- What needs to be done:
Print every record below exactly, minus the pictures.

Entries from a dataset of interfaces
☆ ☆ ☆ ☆ ☆ ☆ ☆
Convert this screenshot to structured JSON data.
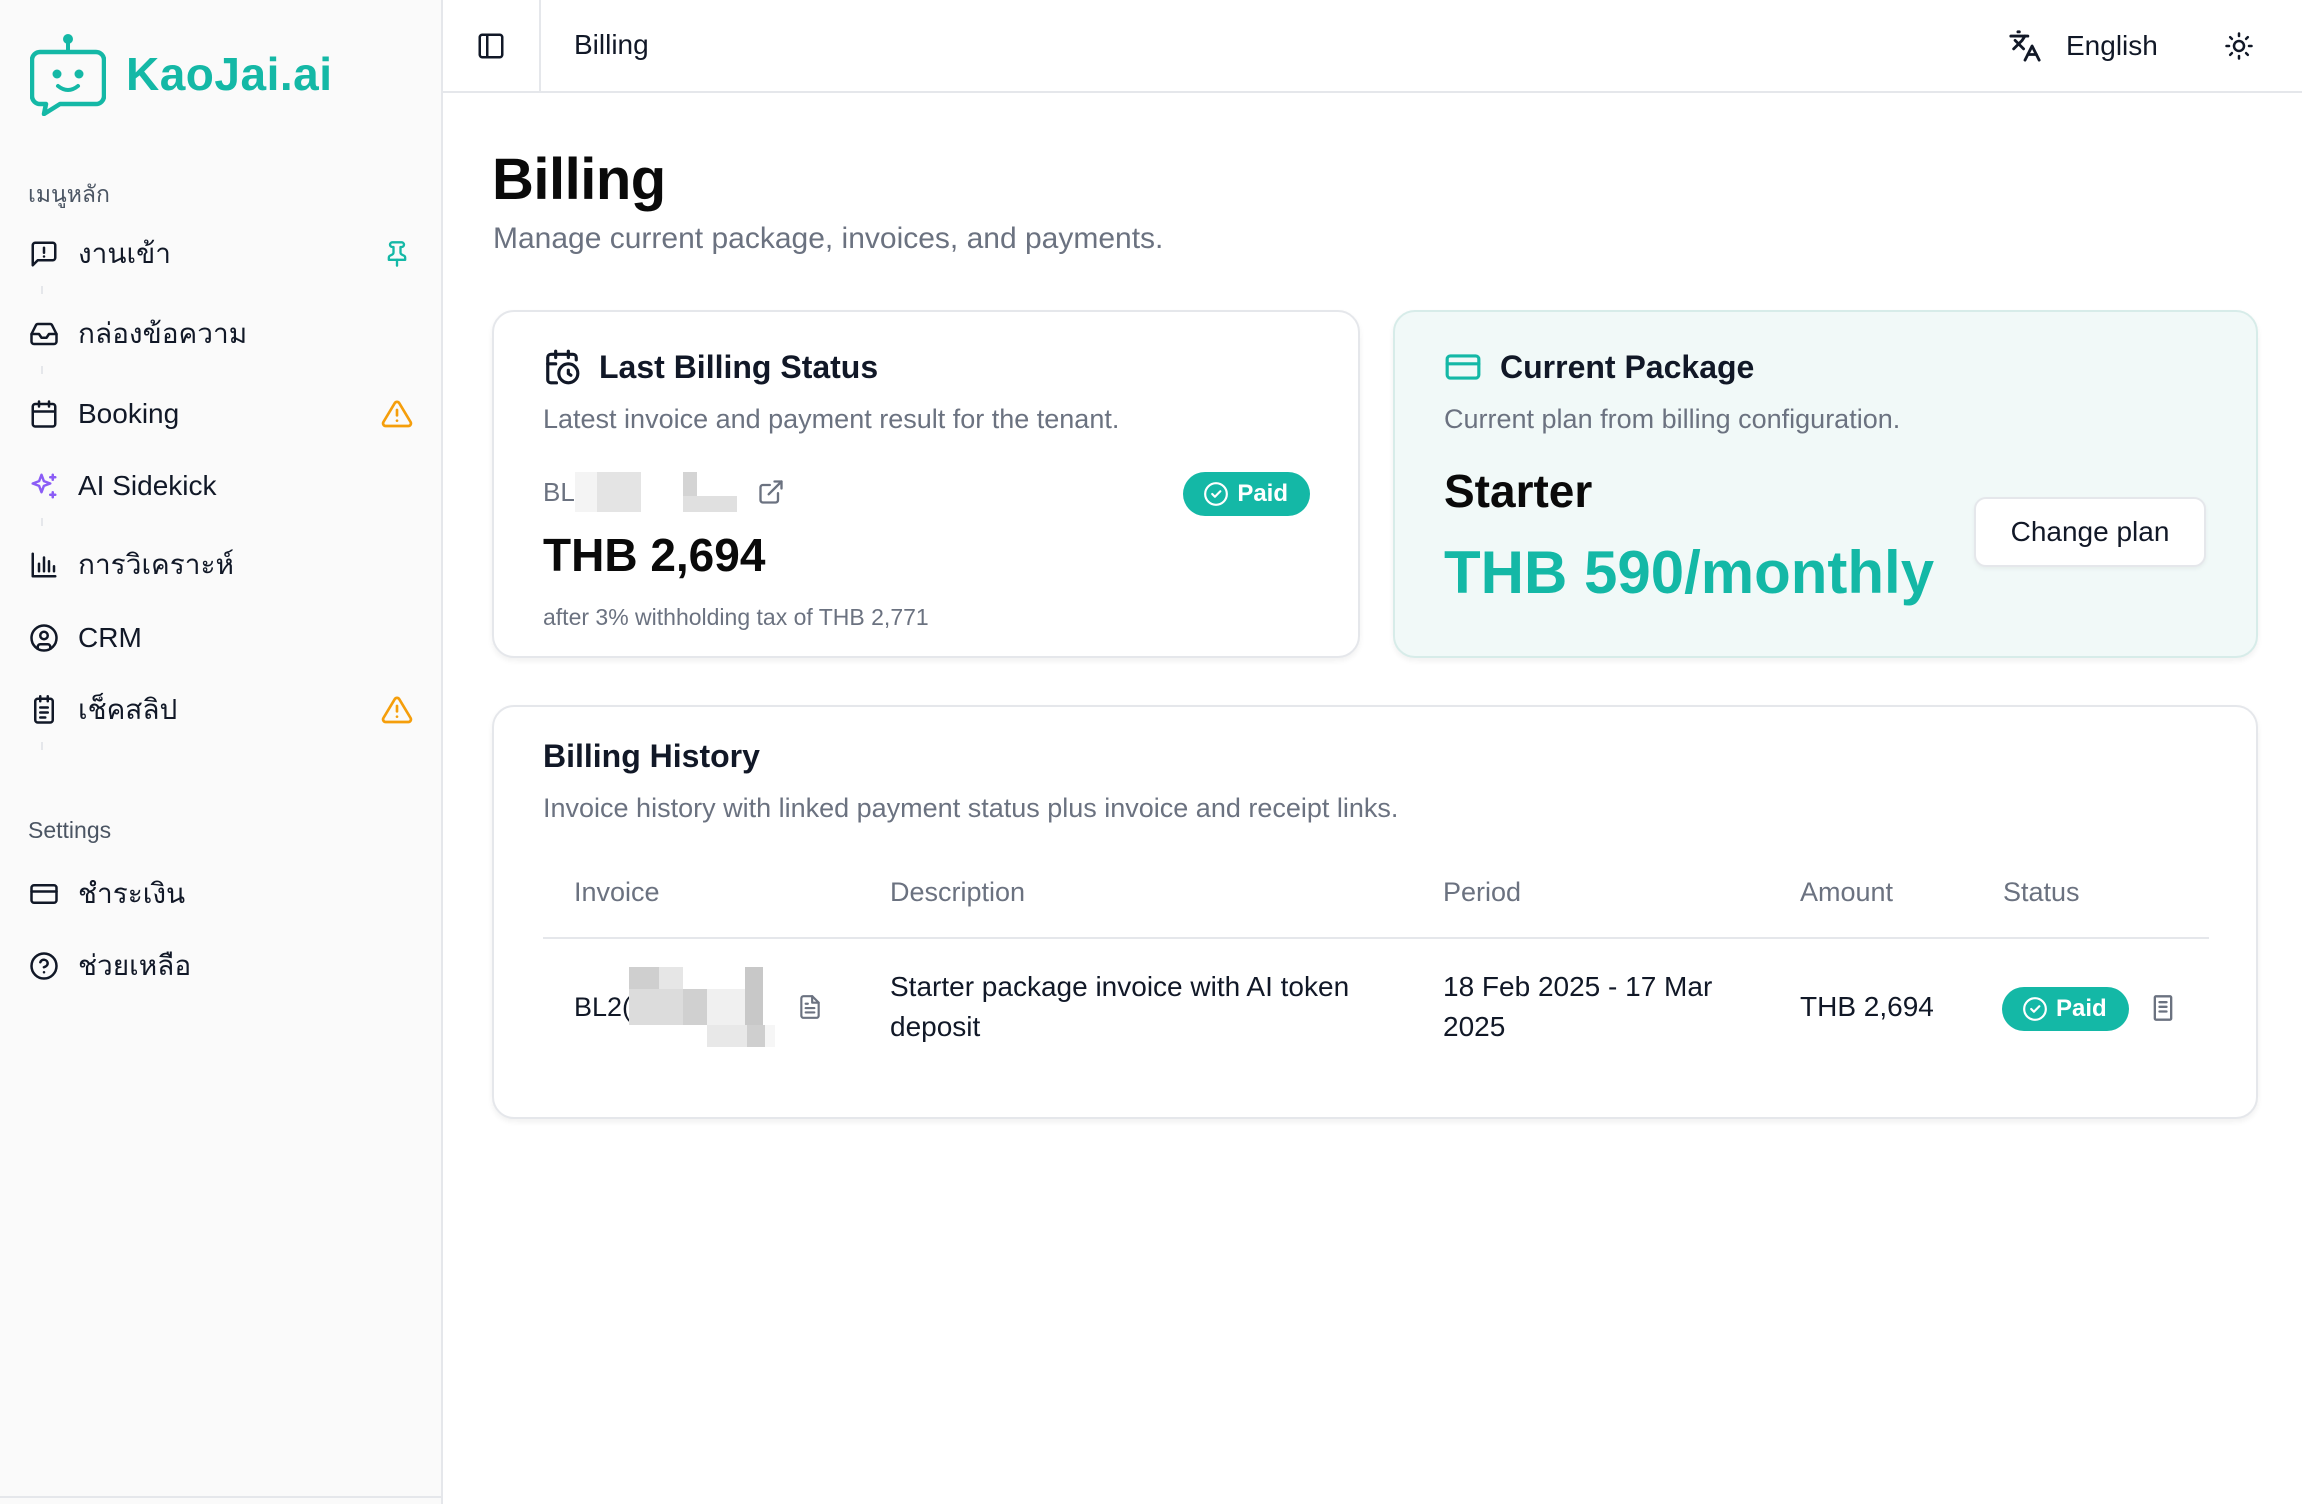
{
  "brand": {
    "name": "KaoJai.ai",
    "accent_color": "#14b8a6"
  },
  "sidebar": {
    "main_section_label": "เมนูหลัก",
    "settings_section_label": "Settings",
    "items": [
      {
        "label": "งานเข้า",
        "icon": "message-alert-icon",
        "badge": "pin-icon"
      },
      {
        "label": "กล่องข้อความ",
        "icon": "inbox-icon"
      },
      {
        "label": "Booking",
        "icon": "calendar-icon",
        "badge": "warning-icon"
      },
      {
        "label": "AI Sidekick",
        "icon": "sparkles-icon"
      },
      {
        "label": "การวิเคราะห์",
        "icon": "bar-chart-icon"
      },
      {
        "label": "CRM",
        "icon": "user-circle-icon"
      },
      {
        "label": "เช็คสลิป",
        "icon": "clipboard-icon",
        "badge": "warning-icon"
      }
    ],
    "settings_items": [
      {
        "label": "ชำระเงิน",
        "icon": "credit-card-icon"
      },
      {
        "label": "ช่วยเหลือ",
        "icon": "help-circle-icon"
      }
    ]
  },
  "topbar": {
    "breadcrumb": "Billing",
    "language": "English"
  },
  "page": {
    "title": "Billing",
    "subtitle": "Manage current package, invoices, and payments."
  },
  "last_billing": {
    "title": "Last Billing Status",
    "description": "Latest invoice and payment result for the tenant.",
    "invoice_ref_visible": "BL2",
    "status": "Paid",
    "amount": "THB 2,694",
    "note": "after 3% withholding tax of THB 2,771"
  },
  "current_package": {
    "title": "Current Package",
    "description": "Current plan from billing configuration.",
    "plan_name": "Starter",
    "price": "THB 590/monthly",
    "change_plan_label": "Change plan"
  },
  "billing_history": {
    "title": "Billing History",
    "description": "Invoice history with linked payment status plus invoice and receipt links.",
    "columns": [
      "Invoice",
      "Description",
      "Period",
      "Amount",
      "Status"
    ],
    "rows": [
      {
        "invoice_visible": "BL2(",
        "description": "Starter package invoice with AI token deposit",
        "period": "18 Feb 2025 - 17 Mar 2025",
        "amount": "THB 2,694",
        "status": "Paid"
      }
    ]
  }
}
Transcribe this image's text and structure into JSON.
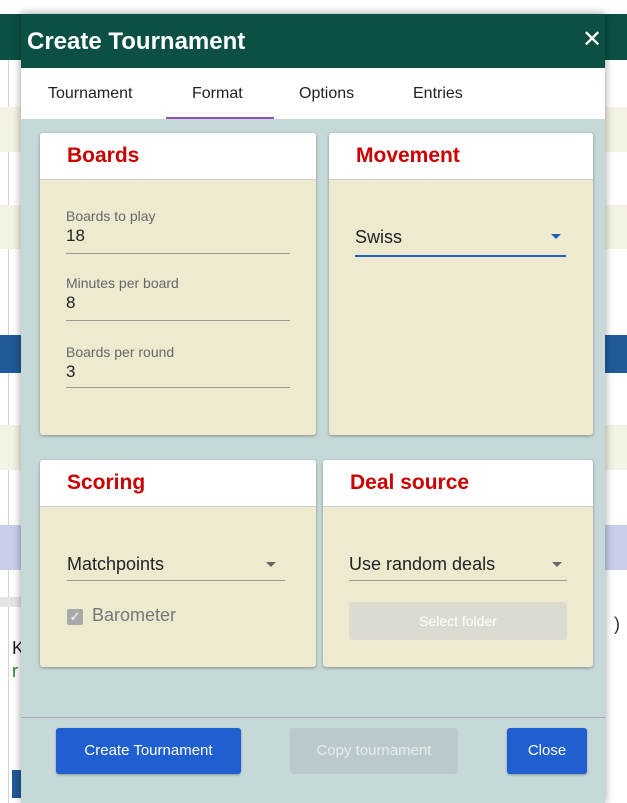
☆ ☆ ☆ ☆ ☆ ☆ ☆
- Answer area:
Convert this screenshot to structured JSON data.
{
  "brand": {
    "name": "KaoJai.ai",
    "accent_color": "#14b8a6"
  },
  "sidebar": {
    "main_section_label": "เมนูหลัก",
    "settings_section_label": "Settings",
    "items": [
      {
        "label": "งานเข้า",
        "icon": "message-alert-icon",
        "badge": "pin-icon"
      },
      {
        "label": "กล่องข้อความ",
        "icon": "inbox-icon"
      },
      {
        "label": "Booking",
        "icon": "calendar-icon",
        "badge": "warning-icon"
      },
      {
        "label": "AI Sidekick",
        "icon": "sparkles-icon"
      },
      {
        "label": "การวิเคราะห์",
        "icon": "bar-chart-icon"
      },
      {
        "label": "CRM",
        "icon": "user-circle-icon"
      },
      {
        "label": "เช็คสลิป",
        "icon": "clipboard-icon",
        "badge": "warning-icon"
      }
    ],
    "settings_items": [
      {
        "label": "ชำระเงิน",
        "icon": "credit-card-icon"
      },
      {
        "label": "ช่วยเหลือ",
        "icon": "help-circle-icon"
      }
    ]
  },
  "topbar": {
    "breadcrumb": "Billing",
    "language": "English"
  },
  "page": {
    "title": "Billing",
    "subtitle": "Manage current package, invoices, and payments."
  },
  "last_billing": {
    "title": "Last Billing Status",
    "description": "Latest invoice and payment result for the tenant.",
    "invoice_ref_visible": "BL2",
    "status": "Paid",
    "amount": "THB 2,694",
    "note": "after 3% withholding tax of THB 2,771"
  },
  "current_package": {
    "title": "Current Package",
    "description": "Current plan from billing configuration.",
    "plan_name": "Starter",
    "price": "THB 590/monthly",
    "change_plan_label": "Change plan"
  },
  "billing_history": {
    "title": "Billing History",
    "description": "Invoice history with linked payment status plus invoice and receipt links.",
    "columns": [
      "Invoice",
      "Description",
      "Period",
      "Amount",
      "Status"
    ],
    "rows": [
      {
        "invoice_visible": "BL2(",
        "description": "Starter package invoice with AI token deposit",
        "period": "18 Feb 2025 - 17 Mar 2025",
        "amount": "THB 2,694",
        "status": "Paid"
      }
    ]
  }
}
Transcribe this image's text and structure into JSON.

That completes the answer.